John Boyd's Patterns of Conflict Part 3

The importance of John Boyd's "Patterns of Conflict" cannot be overstated. It changed the military, the business world, and even sports forever. Col Boyd was the most influential military thinker the United States ever produced. He delivered this brief hundreds of times in the 1970's and 1980's to lawmakers, military officials, legislative staffers, and anyone else willing to devote the time to listen. A video recording of him delivering the complete brief has recently been converted into digital form to make it more accessible to modern audiences. This version combines the raw video with an updated version of Col Boyd's briefing slides to provide the viewer an opportunity to experience this amazing piece of work.

In Part 3 of Patterns of Conflict, Col. Boyd discusses historical patterns of Sun Tzu, Hannibal, Alexander, Genghis Khan and more ancient leaders to show how they lead and maneuvered their people into position in an effort to exploit exposed weaknesses in adversaries. This is done by exploiting leadership, intelligence, communication and mobility to get inside an adversary OODA Loop.

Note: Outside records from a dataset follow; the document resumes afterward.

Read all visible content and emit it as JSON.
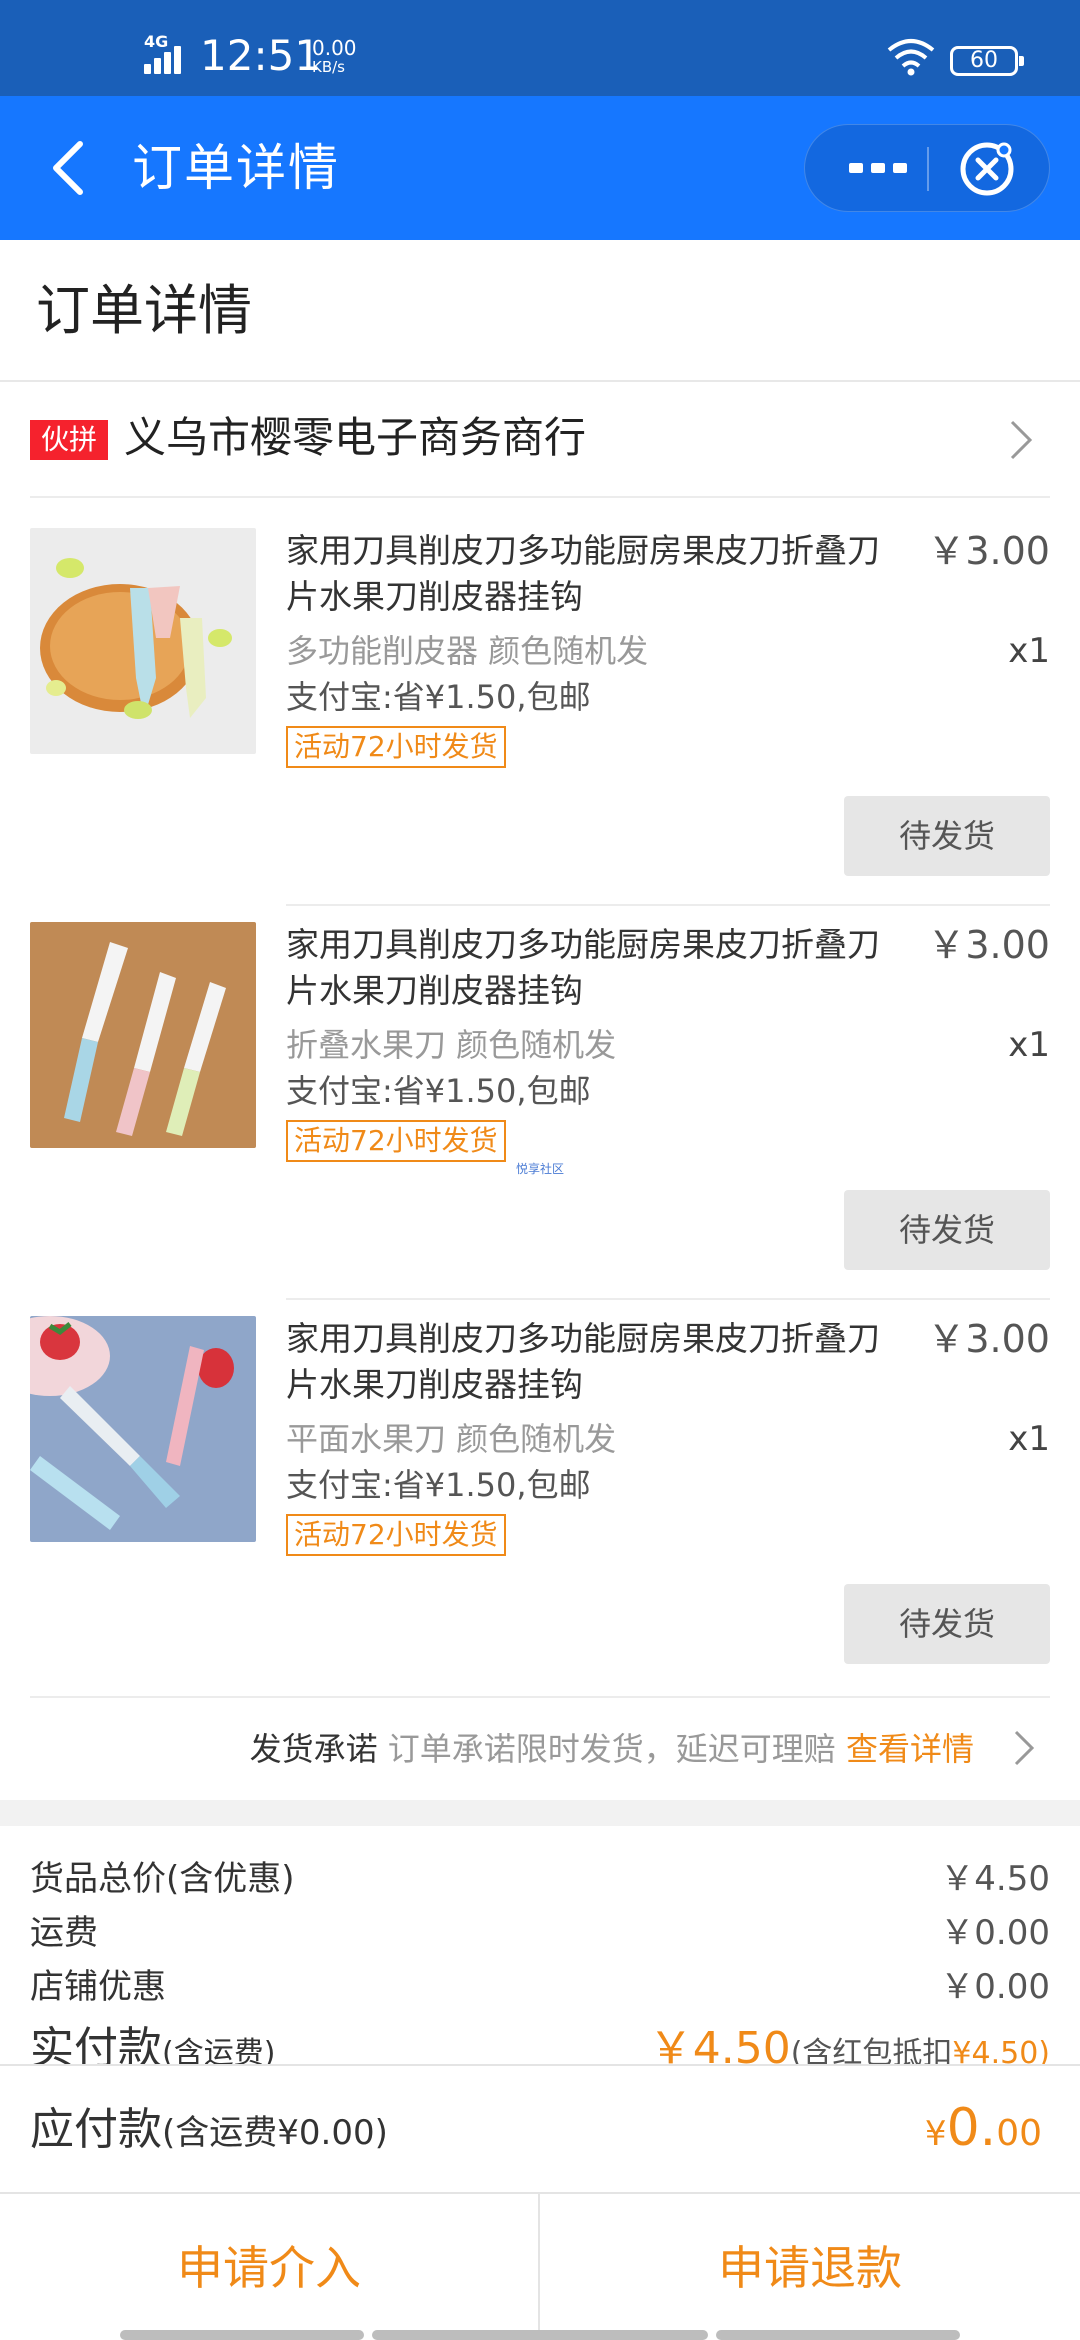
{
  "status_bar": {
    "network": "4G",
    "time": "12:51",
    "speed_value": "0.00",
    "speed_unit": "KB/s",
    "battery": "60"
  },
  "nav": {
    "title": "订单详情"
  },
  "header": {
    "title": "订单详情"
  },
  "shop": {
    "badge": "伙拼",
    "name": "义乌市樱零电子商务商行"
  },
  "items": [
    {
      "title": "家用刀具削皮刀多功能厨房果皮刀折叠刀片水果刀削皮器挂钩",
      "price": "￥3.00",
      "spec": "多功能削皮器 颜色随机发",
      "qty": "x1",
      "promo": "支付宝:省¥1.50,包邮",
      "tag": "活动72小时发货",
      "status": "待发货",
      "image": "peeler-product-image"
    },
    {
      "title": "家用刀具削皮刀多功能厨房果皮刀折叠刀片水果刀削皮器挂钩",
      "price": "￥3.00",
      "spec": "折叠水果刀 颜色随机发",
      "qty": "x1",
      "promo": "支付宝:省¥1.50,包邮",
      "tag": "活动72小时发货",
      "status": "待发货",
      "image": "folding-knife-product-image"
    },
    {
      "title": "家用刀具削皮刀多功能厨房果皮刀折叠刀片水果刀削皮器挂钩",
      "price": "￥3.00",
      "spec": "平面水果刀 颜色随机发",
      "qty": "x1",
      "promo": "支付宝:省¥1.50,包邮",
      "tag": "活动72小时发货",
      "status": "待发货",
      "image": "fruit-knife-product-image"
    }
  ],
  "watermark": "悦享社区",
  "promise": {
    "label": "发货承诺",
    "desc": "订单承诺限时发货，延迟可理赔",
    "link": "查看详情"
  },
  "summary": {
    "goods_label": "货品总价(含优惠)",
    "goods_value": "￥4.50",
    "shipping_label": "运费",
    "shipping_value": "￥0.00",
    "discount_label": "店铺优惠",
    "discount_value": "￥0.00",
    "paid_label": "实付款",
    "paid_label_note": "(含运费)",
    "paid_value": "￥4.50",
    "paid_note_a": "(含红包抵扣",
    "paid_note_b": "¥4.50)"
  },
  "payable": {
    "label": "应付款",
    "note": "(含运费¥0.00)",
    "currency": "¥",
    "amount_int": "0.",
    "amount_dec": "00"
  },
  "actions": {
    "intervene": "申请介入",
    "refund": "申请退款"
  },
  "colors": {
    "status_bar": "#1a5fb8",
    "nav_bar": "#1677ff",
    "accent_orange": "#f08a18",
    "badge_red": "#f5222d"
  }
}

What does this mean to police?

What this means to police officers responding to calls for service and crisis situations, which are all too often nothing more than an emotional pedal to the metal, pull up front and charge to the front door mentality. When, the more effective option, would be, a strategic and tactical approach. An approach where we are controlling our emotions and maintaining calmness in an effort to position ourselves and set up our adversary so he realizes he has no choice but to come around to our way of thinking. If not, we are still prepared by our prior positioning to take any further physical action that is sound, reasonable and necessary.

Stay Oriented!

Fred